PROBLEM TO WORK ON:
With the string "search" as the filter, copy each matching line from the records.

Interface dataset entries

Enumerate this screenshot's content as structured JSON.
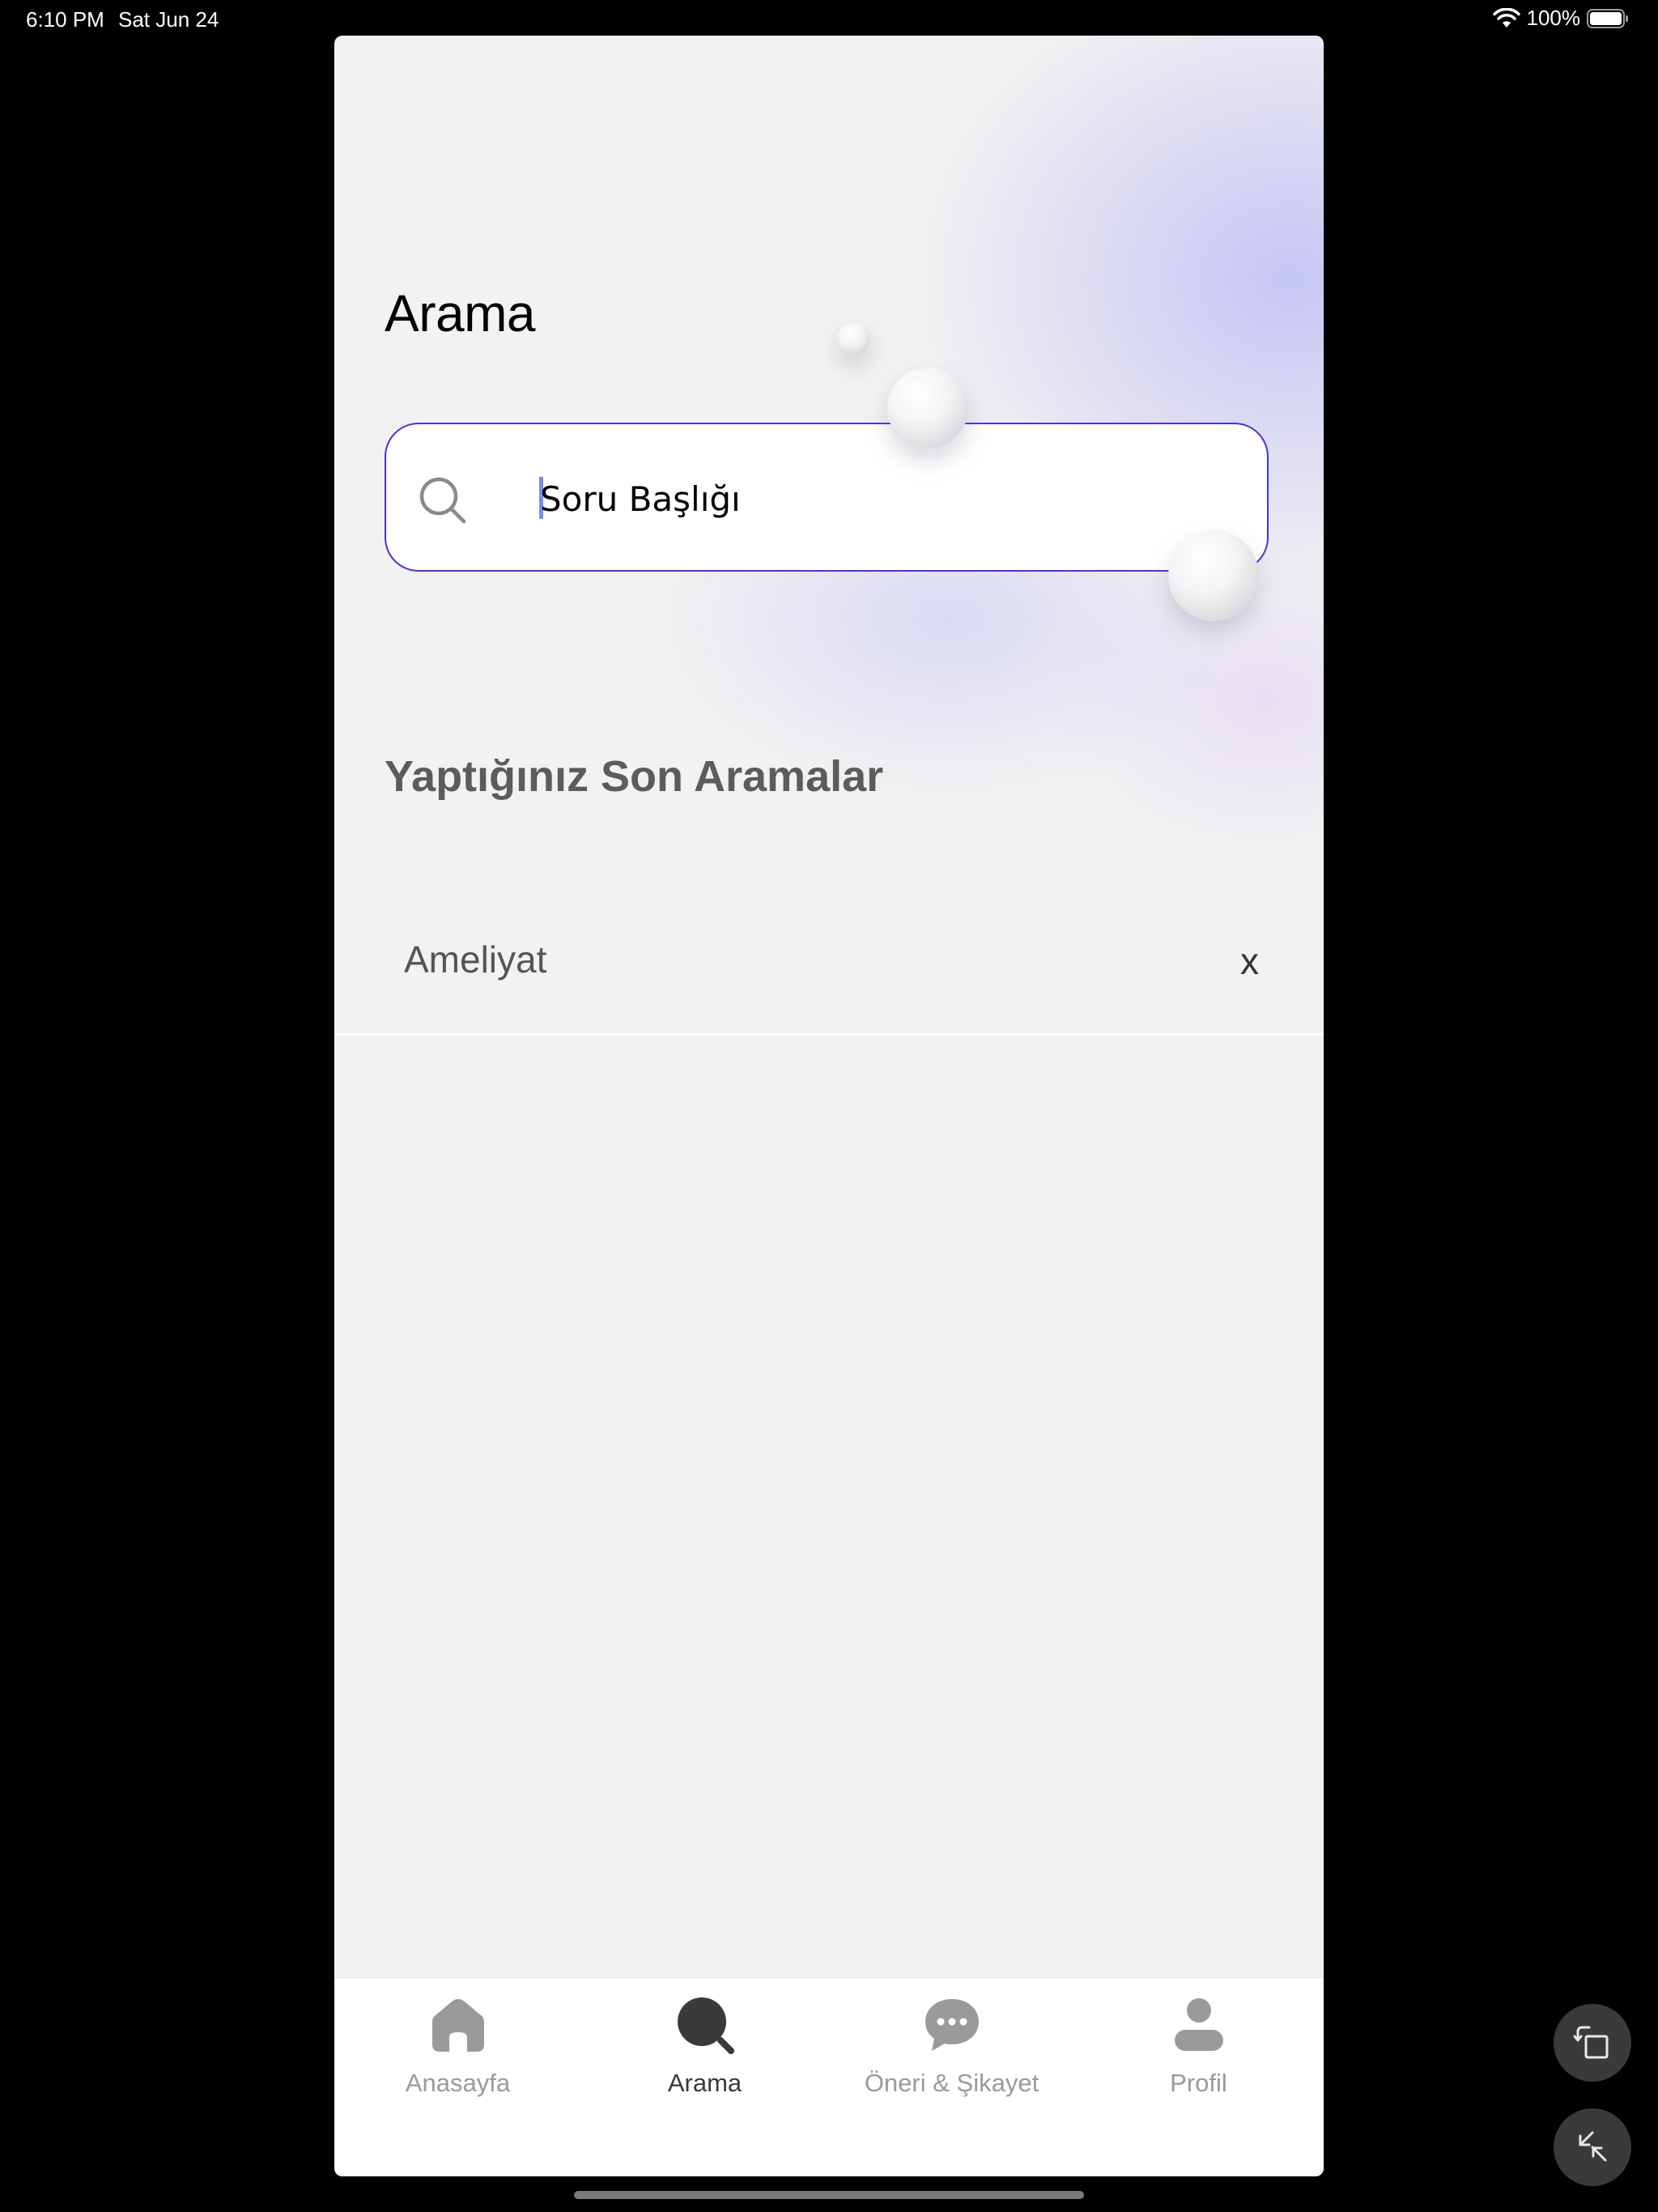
{
  "status_bar": {
    "time": "6:10 PM",
    "date": "Sat Jun 24",
    "battery": "100%"
  },
  "page": {
    "title": "Arama"
  },
  "search": {
    "value": "Soru Başlığı",
    "icon": "search-icon",
    "accent_color": "#4433dd"
  },
  "recent": {
    "title": "Yaptığınız Son Aramalar",
    "items": [
      {
        "label": "Ameliyat",
        "remove_label": "x"
      }
    ]
  },
  "tab_bar": {
    "active": "Arama",
    "tabs": [
      {
        "label": "Anasayfa",
        "icon": "home-icon"
      },
      {
        "label": "Arama",
        "icon": "search-icon"
      },
      {
        "label": "Öneri & Şikayet",
        "icon": "chat-bubble-icon"
      },
      {
        "label": "Profil",
        "icon": "profile-icon"
      }
    ]
  },
  "colors": {
    "inactive_tab": "#9a9a9a",
    "active_tab": "#3a3a3a",
    "background": "#f2f2f2"
  }
}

ANSWER SPACE:
  "search": {
    "icon": "search-icon",
        "icon": "search-icon"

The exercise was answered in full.